# Thread: Primes from a pattern

1. ## Primes from a pattern

I am a math hobbyist working through John Stillwell's book "Elements of Number Theory"

On page 3 Stillwell after pointing out that $\displaystyle n^2 +n + 41$ is prime for all small values of n, poses the following problem:

"Show, nevertheless that $\displaystyle n^2 +n + 41$ is not prime for certain values of n"

Can anyone help me with this problem? I would certainly like to see a rigorous proof.

2. Originally Posted by Bernhard
I am a math hobbyist working through John Stillwell's book "Elements of Number Theory"

On page 3 Stillwell after pointing out that $\displaystyle n^2 +n + 41$ is prime for all small values of n, poses the following problem:

"Show, nevertheless that $\displaystyle n^2 +n + 41$ is not prime for certain values of n"

Can anyone help me with this problem? I would certainly like to see a rigorous proof.

Simple: take $\displaystyle n=41$...

Tonio

3. Originally Posted by Bernhard
I am a math hobbyist working through John Stillwell's book "Elements of Number Theory"

On page 3 Stillwell after pointing out that $\displaystyle n^2 +n + 41$ is prime for all small values of n, poses the following problem:
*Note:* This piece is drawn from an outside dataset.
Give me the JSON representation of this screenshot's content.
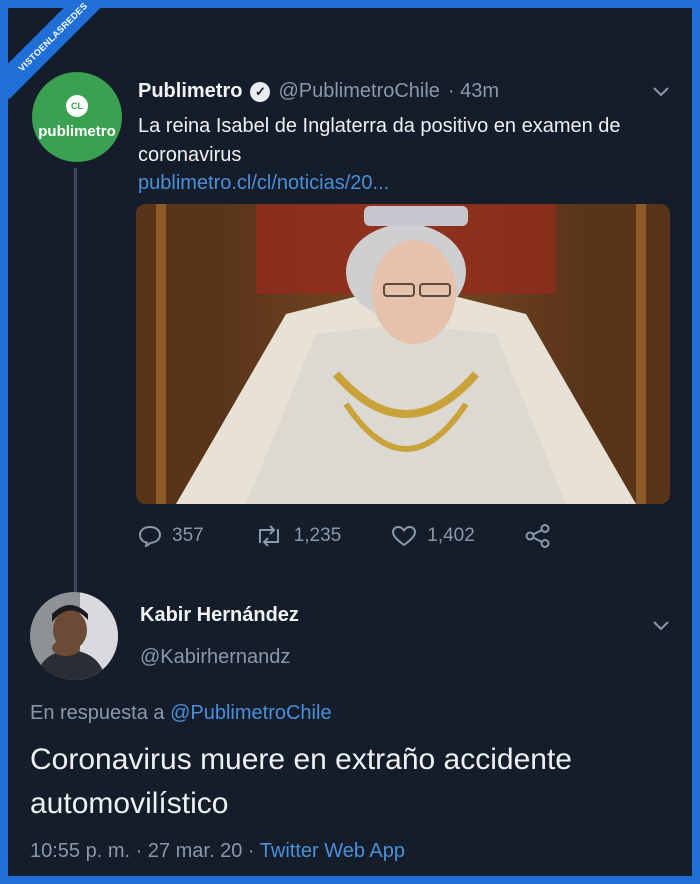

"Show, nevertheless that $\displaystyle n^2 +n + 41$ is not prime for certain values of n"

Can anyone help me with this problem? I would certainly like to see a rigorous proof.
Can you show that the expression can produce numbers ending in 5 for certain values of n? (except for 5 itself obviously).

4. Thanks Tonio
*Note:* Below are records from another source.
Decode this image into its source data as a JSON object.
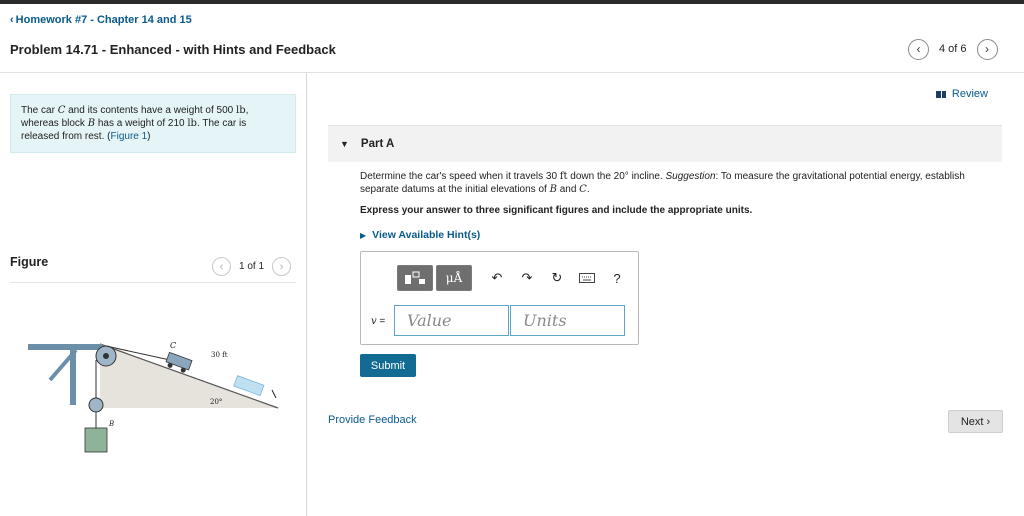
{
  "header": {
    "back_link": "Homework #7 - Chapter 14 and 15",
    "problem_title": "Problem 14.71 - Enhanced - with Hints and Feedback",
    "pager_count": "4 of 6"
  },
  "statement": {
    "text_before_c": "The car ",
    "var_c": "C",
    "text_mid1": " and its contents have a weight of 500 ",
    "unit1": "lb",
    "text_mid2": ", whereas block ",
    "var_b": "B",
    "text_mid3": " has a weight of 210 ",
    "unit2": "lb",
    "text_mid4": ". The car is released from rest. (",
    "figure_link": "Figure 1",
    "text_end": ")"
  },
  "figure": {
    "title": "Figure",
    "count": "1 of 1",
    "label_c": "C",
    "label_b": "B",
    "label_dist": "30 ft",
    "label_angle": "20°"
  },
  "review_label": "Review",
  "part": {
    "label": "Part A"
  },
  "question": {
    "q1": "Determine the car's speed when it travels 30 ",
    "q_unit": "ft",
    "q2": " down the 20° incline. ",
    "q_sugg": "Suggestion",
    "q3": ": To measure the gravitational potential energy, establish separate datums at the initial elevations of ",
    "q_b": "B",
    "q4": " and ",
    "q_c": "C",
    "q5": ".",
    "instruction": "Express your answer to three significant figures and include the appropriate units.",
    "hints_label": "View Available Hint(s)"
  },
  "answer": {
    "var_label": "v",
    "equals": " =",
    "value_placeholder": "Value",
    "units_placeholder": "Units",
    "unit_button": "μÅ",
    "help_icon": "?"
  },
  "buttons": {
    "submit": "Submit",
    "feedback": "Provide Feedback",
    "next": "Next"
  },
  "colors": {
    "link": "#0a5a8c",
    "submit_bg": "#116b93",
    "statement_bg": "#e5f4f6",
    "input_border": "#5aa5c8"
  }
}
Certainly was simple ... I supoose also that a demonstration like that is a rigourous proof.

Bernhard

5. Originally Posted by Bernhard
Thanks Tonio
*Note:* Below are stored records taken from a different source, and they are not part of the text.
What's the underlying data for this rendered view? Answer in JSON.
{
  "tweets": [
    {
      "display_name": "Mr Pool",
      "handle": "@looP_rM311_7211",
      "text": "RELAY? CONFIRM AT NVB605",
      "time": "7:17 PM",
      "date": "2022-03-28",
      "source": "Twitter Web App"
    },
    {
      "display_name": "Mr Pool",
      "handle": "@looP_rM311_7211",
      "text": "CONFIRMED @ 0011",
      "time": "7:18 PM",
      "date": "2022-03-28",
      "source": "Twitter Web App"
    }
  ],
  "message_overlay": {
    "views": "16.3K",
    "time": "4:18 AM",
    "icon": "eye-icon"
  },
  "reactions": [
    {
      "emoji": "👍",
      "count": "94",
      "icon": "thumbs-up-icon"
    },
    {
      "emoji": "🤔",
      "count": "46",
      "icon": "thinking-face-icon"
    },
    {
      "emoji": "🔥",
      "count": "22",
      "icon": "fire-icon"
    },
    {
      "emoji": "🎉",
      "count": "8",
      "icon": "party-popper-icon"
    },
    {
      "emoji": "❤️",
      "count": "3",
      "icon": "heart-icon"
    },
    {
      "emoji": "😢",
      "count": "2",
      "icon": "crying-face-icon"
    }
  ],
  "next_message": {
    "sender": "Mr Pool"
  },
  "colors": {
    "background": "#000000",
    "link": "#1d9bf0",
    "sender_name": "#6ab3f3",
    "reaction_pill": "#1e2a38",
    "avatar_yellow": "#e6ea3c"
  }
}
Certainly was simple ... I supoose also that a demonstration like that is a rigourous proof.

Bernhard
For proving an object exists, it is sufficient to produce such an object.

Likewise, for proving a statement is false, it is sufficient to produce a counterexample.

So, yes, it is rigorous.